There have been three instances in recent history that have shown a similar drop from one to four. First, the San Diego Chargers moved from one to five in 2001. The move cost the Atlanta Falcons a second-round pick and a third-round pick to swap spots.
More recently Washington moved up from six to two. It is one spot lower in terms of pick slot, but one spot higher in terms of a jump. This trade featured two first-round picks and a second-round pick.
The trade for Robert Griffin was historic, and there may not be a player with the hype of Griffin this year. Still, something more than a second and a third, and something less than two ones, and a two should be in the mix.
More recently, the New York Jets moved from six to three. This would be the same type of jump, although it is slightly different to move up to three compared to one. Still, the New York Jets did move up for a quarterback, and they jumped the Denver Broncos, and Cleveland Browns, both teams that needed a quarterback.
So, this is fair to compare. This one cost the New York Jets three second-round picks. At the time, the team knew they were trading the 37th overall pick as one of them, and another turned into pick 34. The Colts do pick 35th, but then not again until 79th. Still, if you what the Jets sent to Indianapolis, you could see a team trading a future first-round pick. The Colts could say that it took three seconds to get them to trade off of pick three, so they understand a future one is fair for pick one.
That is not quite the Griffin trade, but would be more than the Vick trade. With Jim Irsay at the helm, you never know, and you may get the Griffin trade, but a first-round pick, and perhaps a swap of a fourth into a third would get the job done.

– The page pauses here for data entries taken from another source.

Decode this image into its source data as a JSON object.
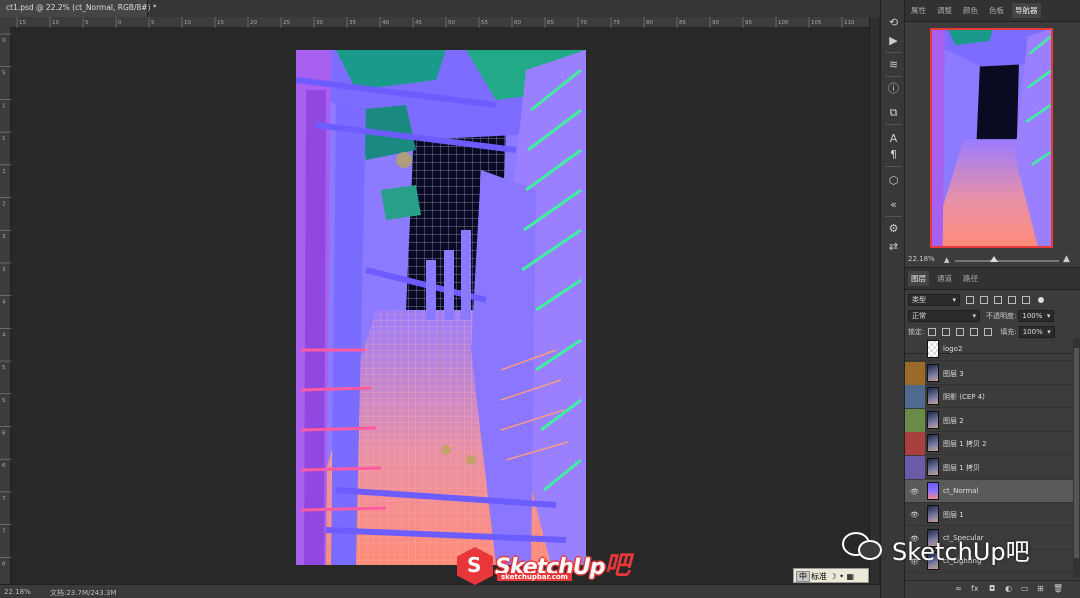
{
  "document": {
    "tab_title": "ct1.psd @ 22.2% (ct_Normal, RGB/8#) *",
    "close_glyph": "×"
  },
  "rulers": {
    "horizontal_ticks": [
      "15",
      "10",
      "5",
      "0",
      "5",
      "10",
      "15",
      "20",
      "25",
      "30",
      "35",
      "40",
      "45",
      "50",
      "55",
      "60",
      "65",
      "70",
      "75",
      "80",
      "85",
      "90",
      "95",
      "100",
      "105",
      "110"
    ],
    "vertical_ticks": [
      "0",
      "5",
      "1",
      "1",
      "2",
      "2",
      "3",
      "3",
      "4",
      "4",
      "5",
      "5",
      "6",
      "6",
      "7",
      "7",
      "8"
    ]
  },
  "status_bar": {
    "zoom": "22.18%",
    "doc_info": "文档:23.7M/243.3M"
  },
  "icon_strip": {
    "icons": [
      "history-icon",
      "play-icon",
      "brush-presets-icon",
      "info-icon",
      "clone-source-icon",
      "character-icon",
      "paragraph-icon",
      "3d-icon",
      "collapse-icon",
      "properties-icon",
      "adjust-icon"
    ]
  },
  "navigator_panel": {
    "tabs": [
      "属性",
      "调整",
      "颜色",
      "色板",
      "导航器"
    ],
    "active_tab": "导航器",
    "zoom": "22.18%",
    "proxy_color": "#e63a3a"
  },
  "layers_panel": {
    "tabs": [
      "图层",
      "通道",
      "路径"
    ],
    "active_tab": "图层",
    "filter_label": "类型",
    "blend_mode": "正常",
    "opacity_label": "不透明度:",
    "opacity_value": "100%",
    "lock_label": "锁定:",
    "fill_label": "填充:",
    "fill_value": "100%",
    "layers": [
      {
        "name": "logo2",
        "color": "",
        "visible": false,
        "selected": false,
        "thumb": "logo"
      },
      {
        "name": "图层 3",
        "color": "#9a6a2a",
        "visible": false,
        "selected": false,
        "thumb": "render"
      },
      {
        "name": "阴影 (CEP 4)",
        "color": "#4e6a8e",
        "visible": false,
        "selected": false,
        "thumb": "render"
      },
      {
        "name": "图层 2",
        "color": "#6a8a4a",
        "visible": false,
        "selected": false,
        "thumb": "render"
      },
      {
        "name": "图层 1 拷贝 2",
        "color": "#a84040",
        "visible": false,
        "selected": false,
        "thumb": "render"
      },
      {
        "name": "图层 1 拷贝",
        "color": "#6a5aa8",
        "visible": false,
        "selected": false,
        "thumb": "render"
      },
      {
        "name": "ct_Normal",
        "color": "",
        "visible": true,
        "selected": true,
        "thumb": "normal"
      },
      {
        "name": "图层 1",
        "color": "",
        "visible": true,
        "selected": false,
        "thumb": "render"
      },
      {
        "name": "ct_Specular",
        "color": "",
        "visible": true,
        "selected": false,
        "thumb": "render"
      },
      {
        "name": "ct_Lighting",
        "color": "",
        "visible": true,
        "selected": false,
        "thumb": "render"
      }
    ],
    "footer_icons": [
      "link-icon",
      "fx-icon",
      "mask-icon",
      "adjustment-icon",
      "group-icon",
      "new-layer-icon",
      "trash-icon"
    ]
  },
  "watermarks": {
    "logo_brand": "SketchUp",
    "logo_brand_cn": "吧",
    "logo_url": "sketchupbar.com",
    "wechat_text": "SketchUp吧"
  },
  "ime_bar": {
    "label": "标准"
  }
}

For the Chicago Bears, move back to four and still have a shot at Will Anderson or Jalen Carter. They pick up a first-round pick, or perhaps something similar to that value, and potentially move up a few spots in the mid-rounds as well.